We can align with the power in Bethlehem’s stable by entering into solidarity with today’s

-homeless seeking shelter from the winter cold,

-vulnerable women and men without medical care,

-immigrants hiding in the shadows while fleeing cruelty of tyrants,

-working poor who care for our children and frail elderly for meager pay.

Emperor Augustus and Governor Quirinius may steal the headlines. The future, however, belongs to that babe in Bethlehem’s barn! There is real Power. There is God!











Christmas: A Stark Contrast to Prevailing Values

Believing and living the Christmas stories is dangerous, especially today!  But that is precisely what we are called to do. I have an uneasy feeling that the coming months will test the seriousness with which Christians in America take Christmas.

What does it say to us that God chose to come among us as a vulnerable brown baby, born of an unmarried peasant teenager in a smelly barn in a remote village in the Middle East? What are the implications that the child was born among the homeless, his family having been forced out of their home by the taxation policy of the political powers of the times?

According to Matthew’s Gospel, Jesus spent the first two years of his life as an immigrant in Egypt, fleeing the slaughter of the innocents by a power -obsessed  autocrat.   Among the first people to pay him homage were foreigners. They had a different religion, a different way of knowing.  And, they came “from the East,” the country from which terrorists had attacked.

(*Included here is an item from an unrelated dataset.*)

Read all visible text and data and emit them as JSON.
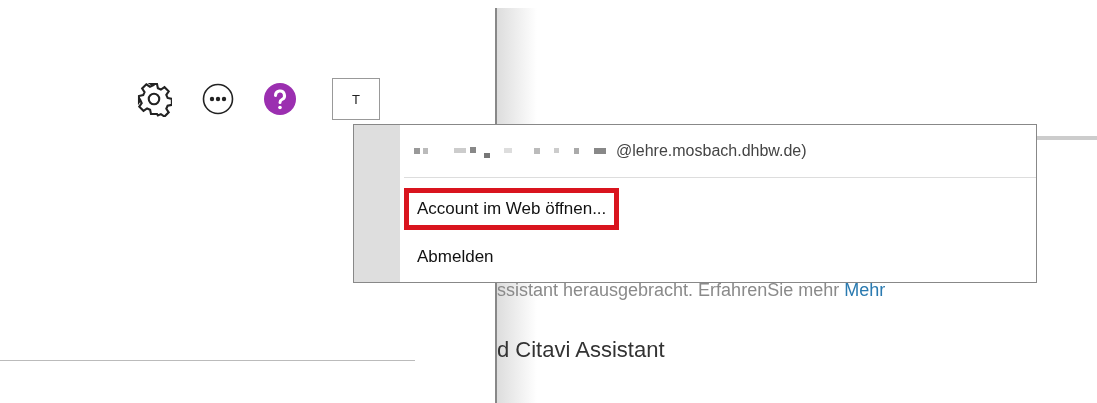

Regrettably, we have so sentimentalized and domesticated the story of God’s entrance into the world in Jesus of Nazareth that we now have normalized values and actions that blatantly contradict the message of Christmas.  That is a frightening judgment on our failure to faithfully live the Christmas story.

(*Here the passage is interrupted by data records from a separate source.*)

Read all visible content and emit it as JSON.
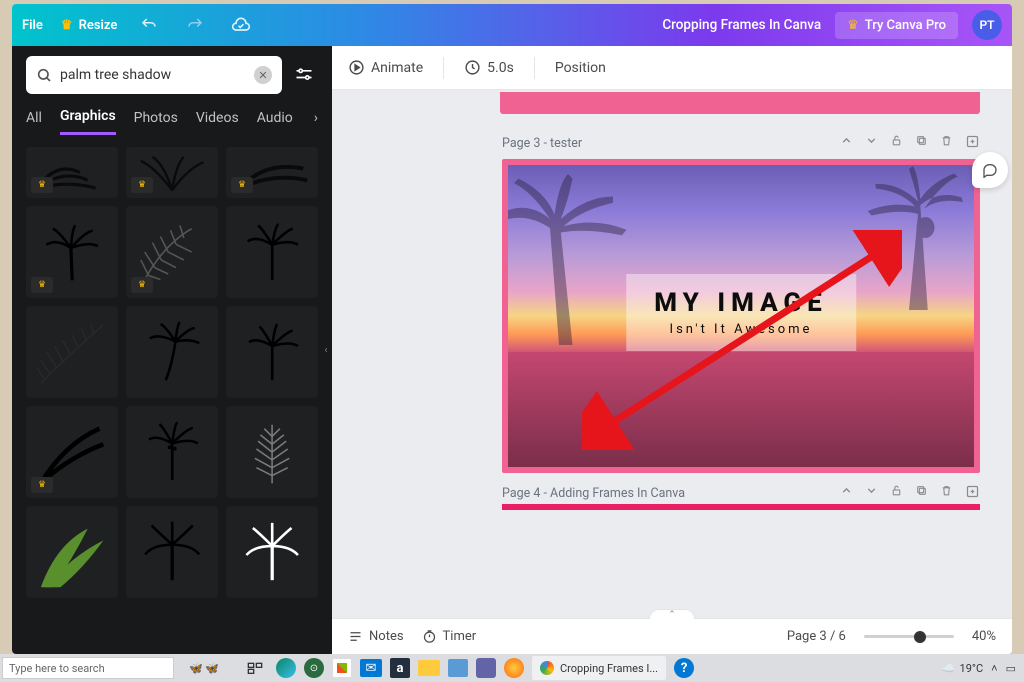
{
  "topbar": {
    "file": "File",
    "resize": "Resize",
    "doc_title": "Cropping Frames In Canva",
    "try_pro": "Try Canva Pro",
    "avatar": "PT"
  },
  "search": {
    "value": "palm tree shadow"
  },
  "tabs": {
    "all": "All",
    "graphics": "Graphics",
    "photos": "Photos",
    "videos": "Videos",
    "audio": "Audio"
  },
  "context": {
    "animate": "Animate",
    "duration": "5.0s",
    "position": "Position"
  },
  "pages": {
    "page3_label": "Page 3 - tester",
    "page4_label": "Page 4 - Adding Frames In Canva"
  },
  "design": {
    "title": "MY IMAGE",
    "subtitle": "Isn't It Awesome"
  },
  "bottom": {
    "notes": "Notes",
    "timer": "Timer",
    "page_display": "Page 3 / 6",
    "zoom": "40%"
  },
  "taskbar": {
    "search_placeholder": "Type here to search",
    "window_title": "Cropping Frames I...",
    "temp": "19°C"
  }
}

Christmas confronts the Americans with a stark contrast to prevailing values as exposed in the recent elections. Matthew declares that Jesus is “Emmanuel,“ God with us, and his name means “he saves.”  The participants in that first Christmas are timeless vehicles of divine revelation about where God is and through whom God saves.

The parallels to current realities are striking! Prevailing political rhetoric and policies favor the Herods, the rich, the privileged. Immigrants are walled out, denied access to necessities. Foreigners are suspect. Brown and black people are disproportionately victims of injustice. Women are subjects of “locker room talk” and powerful men’s sexual gratification.

If the Christmas stories are true, God is especially present among the very people stigmatized and insulted in the recent political campaign. God is still coming among us in the lowly victims of political power grabs, taxation policies that favor the rich, and practices that exploit the poor.

In the midst of the immigrants fleeing oppression and death is Emmanuel, God with us. Those young women denigrated as sex objects are called “blessed” by the One who comes to save.  And God continues to show up in places we label as “enemy” or “terrorist” territory, where people read a different sacred book.

Although we are surrounded by the darkness of cruelty, hate, violence, and exploitation, we remain hopeful. Christmas also declares that “the light shines in the darkness and the darkness cannot overcome it!”  Emmanuel is still with us!

We, therefore, can live the Christmas story with courage and hope.  We do so by joining Emmanuel among the homeless, the foreigners, those with different religions, and the exploited so that what is done to them is done to us.  We can challenge the Herods because we know that the baby in Bethlehem’s manger is Emmanuel, the One who saves and prevails over all the world’s despots.